Volume IX. From Steele and Addison to Pope and Swift.

XIII. Scholars and Antiquaries

§ 28. Old English Studies: Sir Henry Spelman

The efforts of archbishop Parker in the sixteenth century to further Old English studies, found a successor, among others, in Sir Henry Spelman, who, besides producing numerous learned works of his own, was ever ready to encourage the studies of others. Neither the short-lived lectureship which he founded at Cambridge, nor Rawlinson’s abortive similar project at Oxford more than a century later, succeeded in giving the study an academic status.
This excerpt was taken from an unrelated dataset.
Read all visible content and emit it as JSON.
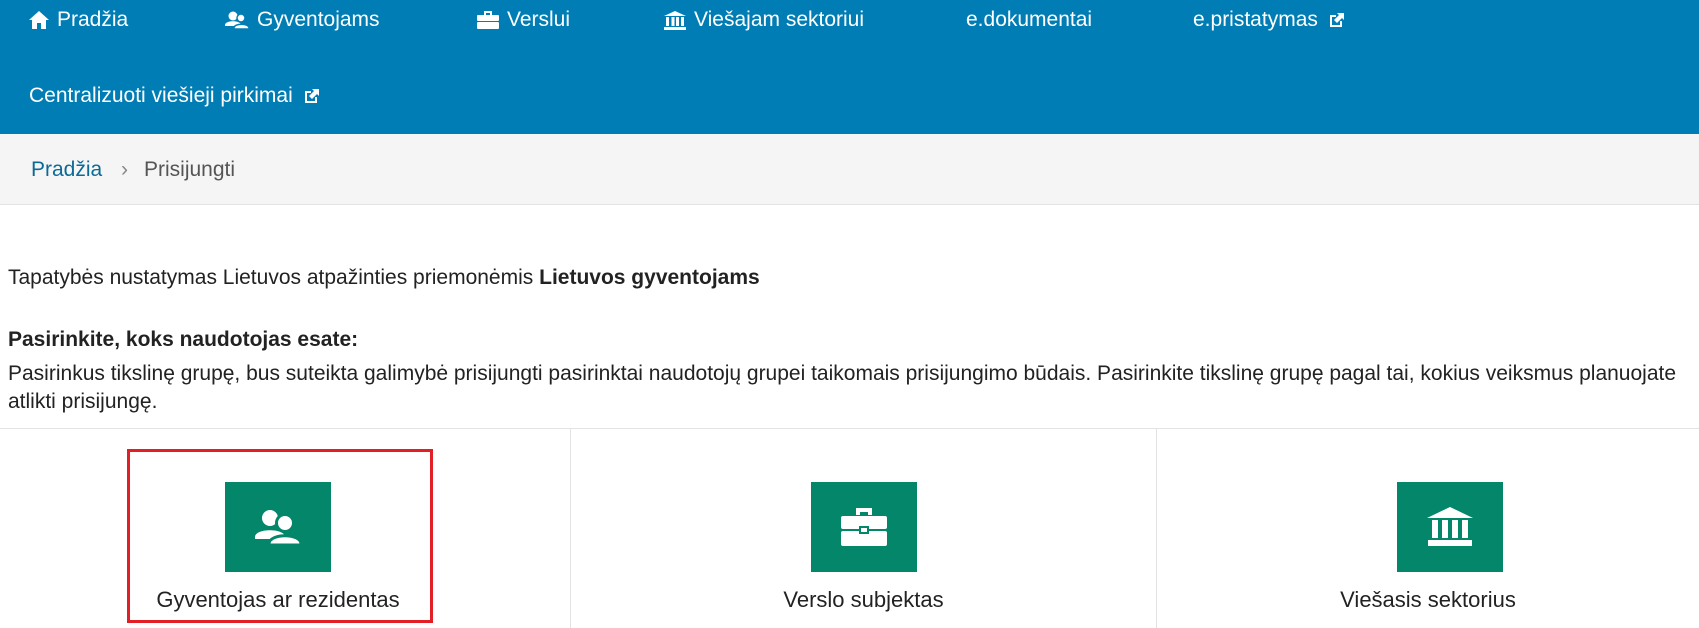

Nevertheless, the subject did not lack votaries, among whom are to be counted William Somner, whose Dictionarium Saxonico-Latino-Anglicum was issued in 1659, Francis Junius, George Hickes, bishop Gibson, editor of the Old English Chronicle, William Elstob, and his learned sister Elizabeth, who published a Homily on the Birthday of St. Gregory and a Grammar of the language.